World's smallest pacemaker is placed directly on a heart to kindle a normal heart rhythm.

World’s smallest pacemaker is placed directly on a heart to kindle a normal heart rhythm.

Electrophysiologist Ryan Cunnane, M.D., recently ingrained a new leadless Micra® Transcatheter Pacing System, that stimulates a normal heart rhythm.

Micra is insubordinate not usually for a size, that is about a same as a vast vitamin, though also given it’s placed inside a heart. Micra inserts by a capillary in a patient’s top thigh and is guided to a heart, withdrawal no injure or manifest strike as from required pacemakers.

The leadless device eliminates intensity medical complications outset from a chest rent and from wires using from a required pacemaker into a heart.

Cardiac pacemakers have softened millions of lives given their start as massive boxes plugged into a wall. The University of Michigan Electrophysiology has been on a forefront of a new evolution, implanting a MRI-safe inclination and a little Micra that’s giveaway of leads.

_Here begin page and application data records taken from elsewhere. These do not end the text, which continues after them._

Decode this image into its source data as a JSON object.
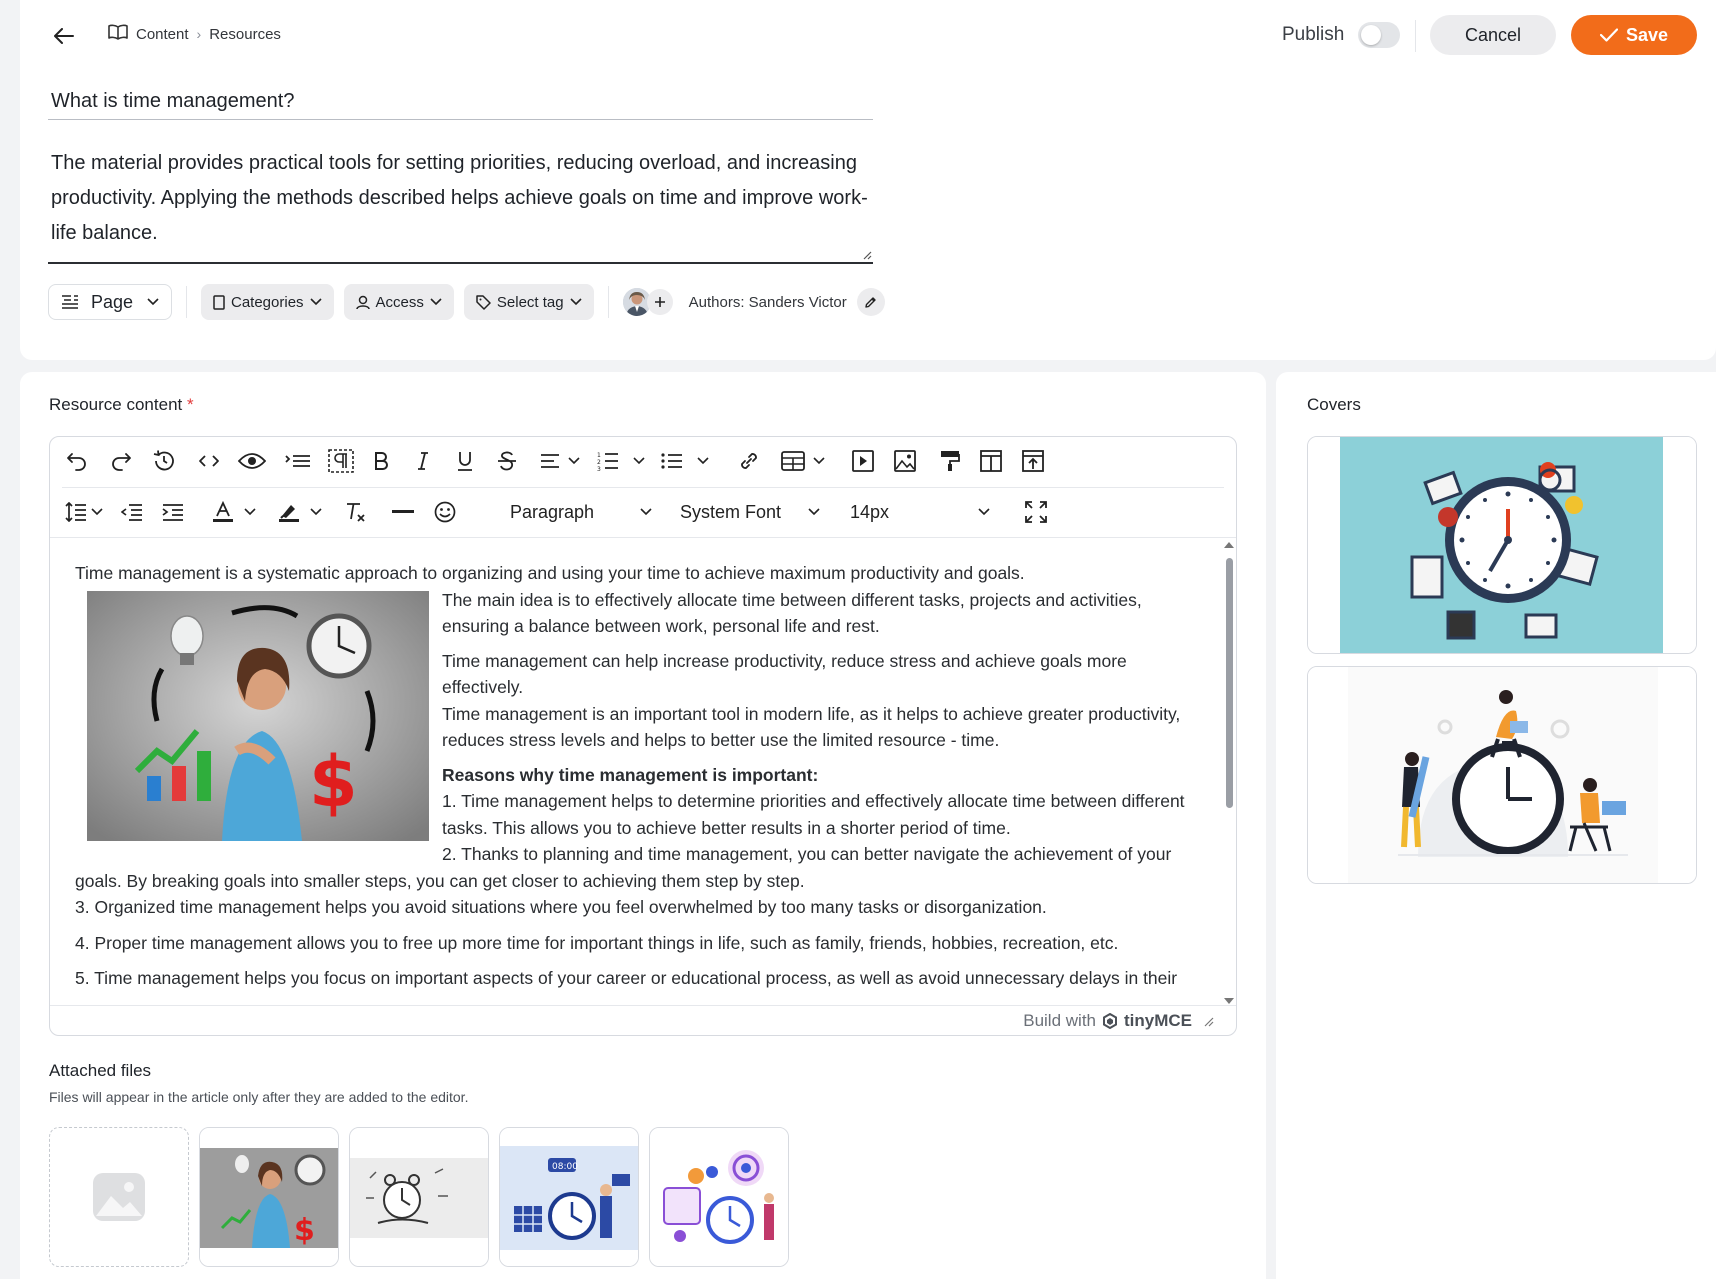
{
  "breadcrumb": {
    "items": [
      "Content",
      "Resources"
    ]
  },
  "header": {
    "publish_label": "Publish",
    "publish_on": false,
    "cancel_label": "Cancel",
    "save_label": "Save"
  },
  "resource": {
    "title": "What is time management?",
    "description": "The material provides practical tools for setting priorities, reducing overload, and increasing productivity. Applying the methods described helps achieve goals on time and improve work-life balance."
  },
  "meta": {
    "page_label": "Page",
    "categories_label": "Categories",
    "access_label": "Access",
    "tag_label": "Select tag",
    "authors_label": "Authors: Sanders Victor"
  },
  "editor": {
    "section_label": "Resource content",
    "required_mark": "*",
    "block_format": "Paragraph",
    "font_family": "System Font",
    "font_size": "14px",
    "branding_prefix": "Build with",
    "branding_name": "tinyMCE",
    "content": {
      "line1": "Time management is a systematic approach to organizing and using your time to achieve maximum productivity and goals.",
      "line2": "The main idea is to effectively allocate time between different tasks, projects and activities, ensuring a balance between work, personal life and rest.",
      "para2": "Time management can help increase productivity, reduce stress and achieve goals more effectively.",
      "para3": "Time management is an important tool in modern life, as it helps to achieve greater productivity, reduces stress levels and helps to better use the limited resource - time.",
      "heading": "Reasons why time management is important:",
      "item1": "1. Time management helps to determine priorities and effectively allocate time between different tasks. This allows you to achieve better results in a shorter period of time.",
      "item2": "2. Thanks to planning and time management, you can better navigate the achievement of your goals. By breaking goals into smaller steps, you can get closer to achieving them step by step.",
      "item3": "3. Organized time management helps you avoid situations where you feel overwhelmed by too many tasks or disorganization.",
      "item4": "4. Proper time management allows you to free up more time for important things in life, such as family, friends, hobbies, recreation, etc.",
      "item5": "5. Time management helps you focus on important aspects of your career or educational process, as well as avoid unnecessary delays in their"
    }
  },
  "attachments": {
    "title": "Attached files",
    "hint": "Files will appear in the article only after they are added to the editor."
  },
  "covers": {
    "title": "Covers"
  },
  "colors": {
    "accent": "#f26c1a",
    "required": "#e23b3b"
  }
}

Traditional pacemakers lay only underneath a skin next a collarbone with one or some-more electrodes, using directly into a heart. Though complications of this implantation are uncommon, a electrodes can break, turn dislodged or infected, requiring successive procedures such as lead extractions.

Micra is ingrained on to a inside heart wall and uses stretchable prongs to reason it in place. Electrical impulses are afterwards generated to umpire heart beats in a same conform as normal singular cover pacemakers.

A clinical hearing involving 719 patients ingrained with Micra found 98 percent had adequate heart pacing 6 months after implantation with complications occurring in reduction than 7 percent of hearing participants, according to a Food and Drug Administration, that authorized a device in April.

More Americans are removing pacemakers that are many mostly used to provide bradycardia, a too-slow heart rhythm.  If a heart beats too slowly, a mind and physique do not get adequate blood flow.

By normalizing a heartbeat, pacemakers can palliate symptoms like tired and fainting and assistance people be some-more physically active.

Source: University of Michigan Health System